Eagle Ford alone produces some 1.2 million barrels of oil a day, and half of the 38,000 square mile field lies within Mexico. While no other nation has managed to duplicate US and Canadian success in hydraulic fracturingthe method used to drill shale oil and gas, popularly known as frackingMexico has perhaps the best shot because it can access the Eagle Ford.
It will be a game-changer if we are successful in bringing down the successful shale operators from the US, industry consultant Luis Miguel Labardini told Quartz.
But businesses operating in the Mexican states bordering shale-rich Texas and the Gulf of Mexico have been especially vulnerable to gang extortion. Pemex, operating conventional fields in the region, has also suffered from theft, often assisted by oil workers in cahoots with the gangs. Last year, Pemex found 539 siphons along its pipelines in Tamaulipas.
The Zetas and Gulf Cartel are somewhat weakened after a government crackdown the last two yearsZetas kingpin Miguel Angel Trevino Morales was arrested last year in Tamaulipas, for instance. And Peña last month unveiled a new national agency to strike at the gangs. Yet kidnapping was up by 20% last year, carried out by surviving factions and remnants. Kidnappers have tended to target Mexicans and not foreigners, but that will be slender consolation given that most of the employees working the fields will be locals.
Theyre very violent, these drug dealers, said Montserrat Ramiro of the Mexican Institute for Competitiveness. You have to be vigilant of your employees so they dont get kidnapped. If you dont have a beefed-up security strategy, you can be extorted.
I have read that a major impediment to fracking in Mexico is a lack of sufficient water for the fracking process.
I doubt that. I would say Mexico is the biggest impediment, or particularly their PEMEX regulations (that are getting better), the use of PEMEX to fund social welfare over investment for the future, and crime.
“the method used to drill shale oil and gas, popularly known as fracking”
Every time I read something like that I just shake my head.
I know, they just added to the populations ignorance.
I’m thinking this is a new opportunity for Black Water.....
Can you say why? I genuinely do not know but I feel sure you do.
Fracing takes place after the drilling is complete, it’s not part of the drilling process. Fracing takes place after the rig has already moved off location, in some cases months later depending on availability of a contractor.
Hydraulic Fracturing, or Fracking, is not a method of drilling.
It is only done after the drilling is completed.
It creates cracks spreading out from the drilled hole, the wellbore, to increase flow into the well.
Yes. First wireline sends down the “ guns “ and they fire projectiles into the shale.
Then they pump the solution down the hole. They move up the well, set a plug and the process begins again.
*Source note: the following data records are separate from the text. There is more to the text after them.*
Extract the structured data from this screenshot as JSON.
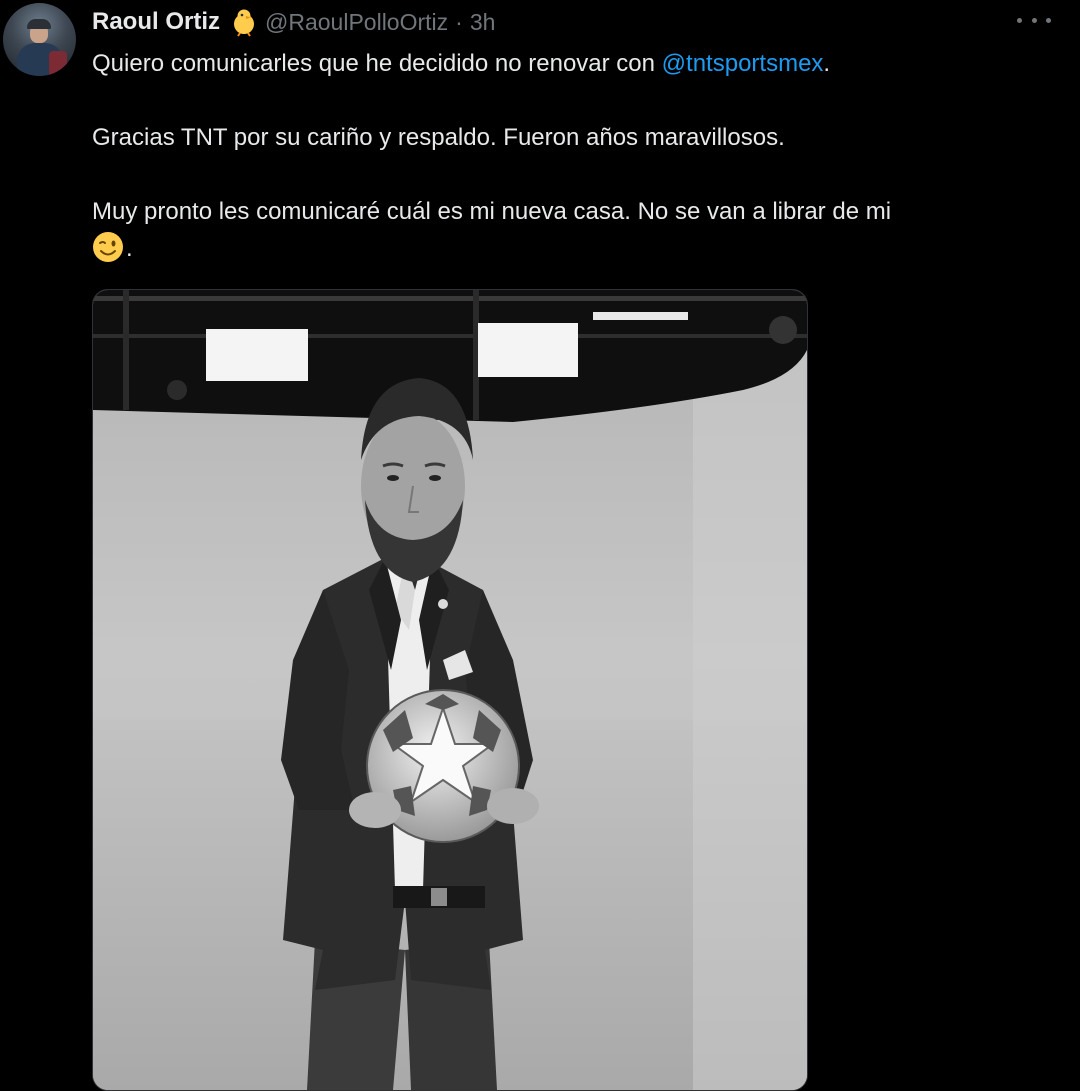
{
  "author": {
    "name": "Raoul Ortiz",
    "badge_icon": "chick-emoji",
    "handle": "@RaoulPolloOrtiz",
    "separator": "·",
    "time": "3h"
  },
  "tweet": {
    "line1_prefix": "Quiero comunicarles que he decidido no renovar con ",
    "mention": "@tntsportsmex",
    "line1_suffix": ".",
    "paragraph2": "Gracias TNT por su cariño y respaldo. Fueron años maravillosos.",
    "paragraph3": "Muy pronto les comunicaré cuál es mi nueva casa. No se van a librar de mi",
    "paragraph3_emoji": "winking-face-emoji",
    "paragraph3_suffix": "."
  },
  "colors": {
    "background": "#000000",
    "text": "#e7e9ea",
    "secondary_text": "#71767b",
    "link": "#1d9bf0"
  }
}
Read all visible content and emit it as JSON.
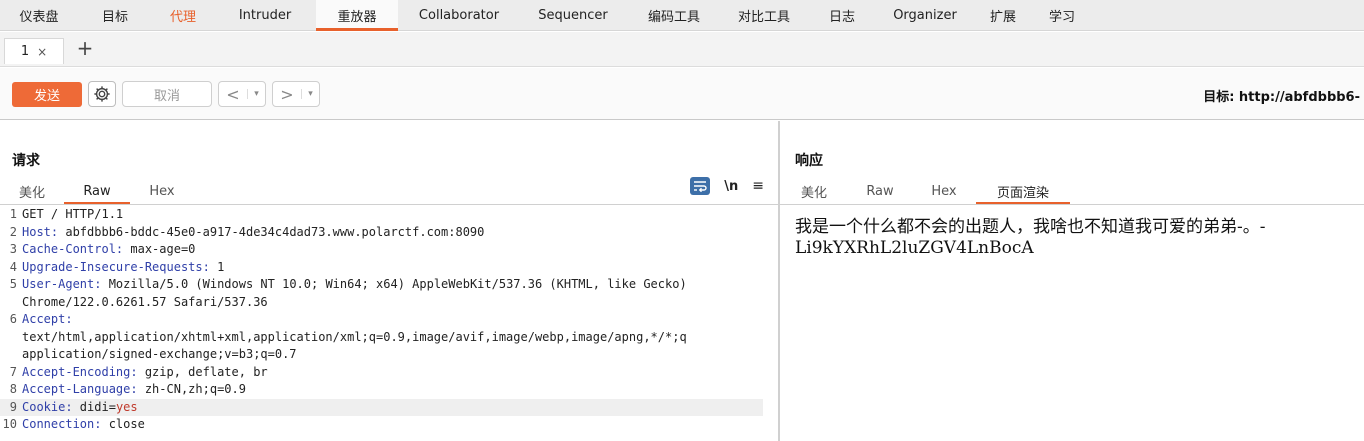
{
  "menubar": {
    "items": [
      {
        "label": "仪表盘",
        "w": 78
      },
      {
        "label": "目标",
        "w": 74
      },
      {
        "label": "代理",
        "w": 62,
        "orange": true
      },
      {
        "label": "Intruder",
        "w": 102
      },
      {
        "label": "重放器",
        "w": 82,
        "active": true
      },
      {
        "label": "Collaborator",
        "w": 122
      },
      {
        "label": "Sequencer",
        "w": 106
      },
      {
        "label": "编码工具",
        "w": 96
      },
      {
        "label": "对比工具",
        "w": 84
      },
      {
        "label": "日志",
        "w": 72
      },
      {
        "label": "Organizer",
        "w": 94
      },
      {
        "label": "扩展",
        "w": 62
      },
      {
        "label": "学习",
        "w": 56
      }
    ]
  },
  "tabs": {
    "tab1": "1",
    "close": "×",
    "add": "+"
  },
  "toolbar": {
    "send": "发送",
    "cancel": "取消",
    "prev": "<",
    "next": ">",
    "dropdown": "▾",
    "target": "目标: http://abfdbbb6-"
  },
  "request": {
    "title": "请求",
    "tabs": [
      "美化",
      "Raw",
      "Hex"
    ],
    "active_tab": "Raw",
    "nl_label": "\\n",
    "menu_label": "≡",
    "lines": [
      {
        "n": "1",
        "key": "",
        "val": "GET / HTTP/1.1"
      },
      {
        "n": "2",
        "key": "Host:",
        "val": " abfdbbb6-bddc-45e0-a917-4de34c4dad73.www.polarctf.com:8090"
      },
      {
        "n": "3",
        "key": "Cache-Control:",
        "val": " max-age=0"
      },
      {
        "n": "4",
        "key": "Upgrade-Insecure-Requests:",
        "val": " 1"
      },
      {
        "n": "5",
        "key": "User-Agent:",
        "val": " Mozilla/5.0 (Windows NT 10.0; Win64; x64) AppleWebKit/537.36 (KHTML, like Gecko)"
      },
      {
        "n": "",
        "key": "",
        "val": "Chrome/122.0.6261.57 Safari/537.36"
      },
      {
        "n": "6",
        "key": "Accept:",
        "val": ""
      },
      {
        "n": "",
        "key": "",
        "val": "text/html,application/xhtml+xml,application/xml;q=0.9,image/avif,image/webp,image/apng,*/*;q"
      },
      {
        "n": "",
        "key": "",
        "val": "application/signed-exchange;v=b3;q=0.7"
      },
      {
        "n": "7",
        "key": "Accept-Encoding:",
        "val": " gzip, deflate, br"
      },
      {
        "n": "8",
        "key": "Accept-Language:",
        "val": " zh-CN,zh;q=0.9"
      },
      {
        "n": "9",
        "key": "Cookie:",
        "val": " didi=",
        "extra": "yes",
        "hl": true
      },
      {
        "n": "10",
        "key": "Connection:",
        "val": " close"
      }
    ]
  },
  "response": {
    "title": "响应",
    "tabs": [
      "美化",
      "Raw",
      "Hex",
      "页面渲染"
    ],
    "active_tab": "页面渲染",
    "rendered_text": "我是一个什么都不会的出题人，我啥也不知道我可爱的弟弟-。-Li9kYXRhL2luZGV4LnBocA"
  },
  "colors": {
    "accent": "#e8612c",
    "send": "#ee6a37",
    "key": "#2f3fa8"
  }
}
On the Mesa near Pinedale wyoming they would set as many as 18 plugs.
Next comes the work over rig that drills out the plugs.
Been there. Did that
I might add that fracing is not a new process it’s an old one but with the horizontals it’s done on a larger scale in several stages. On a vertical well I’ll frac one zone, one a horizontal I’ll do multiple fracks in the same zone over a few thousand feet. With a vertical I go down and hit the zone, with a horizontal I’ll go down and not only hit the zone but run horizontaly in the zone. Sinstead of a 50 to 100 ft zone I’ll have a zone a few thousand ft long. Thats why we need multiple stages in the same zone.
Just pump in refried beans.